Work item: Go through the data below line by line. Give only the number of lines that contain "money".

Supplied material:
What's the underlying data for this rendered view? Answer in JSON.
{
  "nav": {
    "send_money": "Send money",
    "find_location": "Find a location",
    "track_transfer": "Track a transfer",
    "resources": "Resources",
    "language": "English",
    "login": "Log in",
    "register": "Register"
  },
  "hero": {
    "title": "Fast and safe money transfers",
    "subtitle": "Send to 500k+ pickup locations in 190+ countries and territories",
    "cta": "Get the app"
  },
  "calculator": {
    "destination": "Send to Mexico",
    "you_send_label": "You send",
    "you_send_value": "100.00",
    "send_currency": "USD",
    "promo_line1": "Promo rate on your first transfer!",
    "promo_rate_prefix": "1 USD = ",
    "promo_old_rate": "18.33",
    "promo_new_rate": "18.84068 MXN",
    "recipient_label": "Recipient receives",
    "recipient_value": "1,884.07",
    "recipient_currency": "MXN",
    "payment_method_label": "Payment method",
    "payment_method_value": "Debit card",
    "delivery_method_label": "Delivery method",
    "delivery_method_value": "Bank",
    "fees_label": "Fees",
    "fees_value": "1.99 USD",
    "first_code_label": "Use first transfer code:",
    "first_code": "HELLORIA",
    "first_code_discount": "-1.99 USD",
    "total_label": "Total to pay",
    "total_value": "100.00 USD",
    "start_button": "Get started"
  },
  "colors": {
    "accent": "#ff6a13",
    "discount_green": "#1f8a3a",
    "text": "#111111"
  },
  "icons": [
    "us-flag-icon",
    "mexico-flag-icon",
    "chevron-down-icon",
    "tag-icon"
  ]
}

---

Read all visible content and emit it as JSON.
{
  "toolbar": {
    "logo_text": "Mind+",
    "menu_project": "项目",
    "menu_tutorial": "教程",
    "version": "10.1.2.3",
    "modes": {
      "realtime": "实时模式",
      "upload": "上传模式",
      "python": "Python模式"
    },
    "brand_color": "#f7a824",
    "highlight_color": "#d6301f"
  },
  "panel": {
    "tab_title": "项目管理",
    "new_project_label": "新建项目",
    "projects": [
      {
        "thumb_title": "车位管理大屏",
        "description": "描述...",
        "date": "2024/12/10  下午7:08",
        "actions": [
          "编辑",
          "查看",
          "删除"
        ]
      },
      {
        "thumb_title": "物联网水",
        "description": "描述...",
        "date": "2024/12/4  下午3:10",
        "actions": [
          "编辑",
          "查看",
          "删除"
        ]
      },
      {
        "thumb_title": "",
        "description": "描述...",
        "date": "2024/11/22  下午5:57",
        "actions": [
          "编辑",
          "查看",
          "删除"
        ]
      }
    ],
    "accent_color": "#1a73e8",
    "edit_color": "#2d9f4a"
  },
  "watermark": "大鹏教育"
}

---

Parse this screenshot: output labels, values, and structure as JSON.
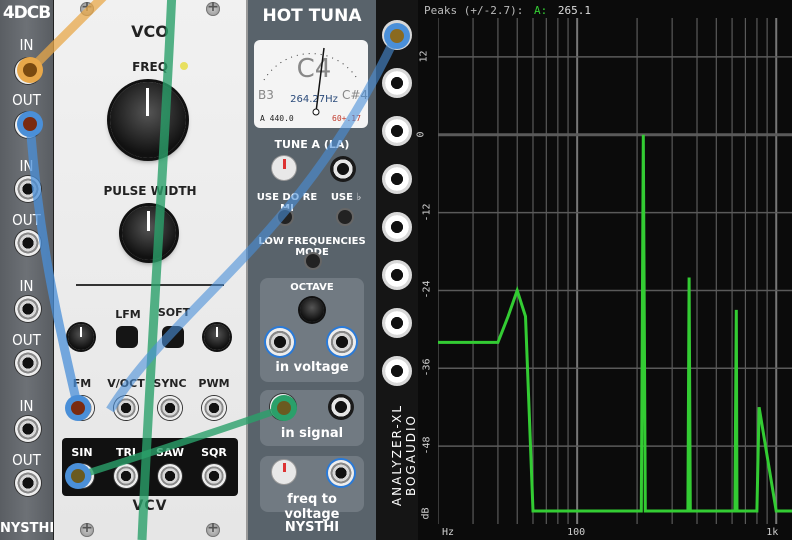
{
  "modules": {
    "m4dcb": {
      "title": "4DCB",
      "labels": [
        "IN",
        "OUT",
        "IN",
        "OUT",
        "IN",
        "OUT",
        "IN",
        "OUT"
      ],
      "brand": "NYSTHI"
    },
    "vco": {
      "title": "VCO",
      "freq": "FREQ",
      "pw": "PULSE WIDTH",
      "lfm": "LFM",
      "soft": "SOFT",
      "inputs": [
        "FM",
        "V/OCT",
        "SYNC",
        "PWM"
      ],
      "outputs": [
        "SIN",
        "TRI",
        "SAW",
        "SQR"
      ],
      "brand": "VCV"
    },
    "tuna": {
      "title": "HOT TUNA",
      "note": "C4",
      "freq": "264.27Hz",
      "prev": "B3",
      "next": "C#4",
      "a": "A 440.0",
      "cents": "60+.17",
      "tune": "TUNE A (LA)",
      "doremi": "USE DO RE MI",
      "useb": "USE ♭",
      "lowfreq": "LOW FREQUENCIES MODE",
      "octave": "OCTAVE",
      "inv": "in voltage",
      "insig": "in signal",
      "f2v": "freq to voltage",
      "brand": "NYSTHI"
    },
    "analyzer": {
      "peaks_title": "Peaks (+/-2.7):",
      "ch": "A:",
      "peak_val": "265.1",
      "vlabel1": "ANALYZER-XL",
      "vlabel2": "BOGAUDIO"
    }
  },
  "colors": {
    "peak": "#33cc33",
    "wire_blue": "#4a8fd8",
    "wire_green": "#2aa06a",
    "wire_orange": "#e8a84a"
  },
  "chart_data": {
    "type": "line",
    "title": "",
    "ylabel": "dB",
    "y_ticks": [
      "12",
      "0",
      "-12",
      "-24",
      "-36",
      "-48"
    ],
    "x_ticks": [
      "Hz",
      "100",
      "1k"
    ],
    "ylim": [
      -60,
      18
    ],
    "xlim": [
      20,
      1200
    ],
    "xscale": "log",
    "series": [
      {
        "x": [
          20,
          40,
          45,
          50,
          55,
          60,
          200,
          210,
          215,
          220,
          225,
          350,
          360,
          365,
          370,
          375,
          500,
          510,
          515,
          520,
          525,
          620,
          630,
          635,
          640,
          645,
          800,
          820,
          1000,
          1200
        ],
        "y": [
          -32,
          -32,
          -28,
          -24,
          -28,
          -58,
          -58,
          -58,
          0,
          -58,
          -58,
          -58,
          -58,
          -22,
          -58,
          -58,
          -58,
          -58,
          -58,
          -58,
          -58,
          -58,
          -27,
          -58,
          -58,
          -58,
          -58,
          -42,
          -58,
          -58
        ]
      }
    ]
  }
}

Result of this exercise: 2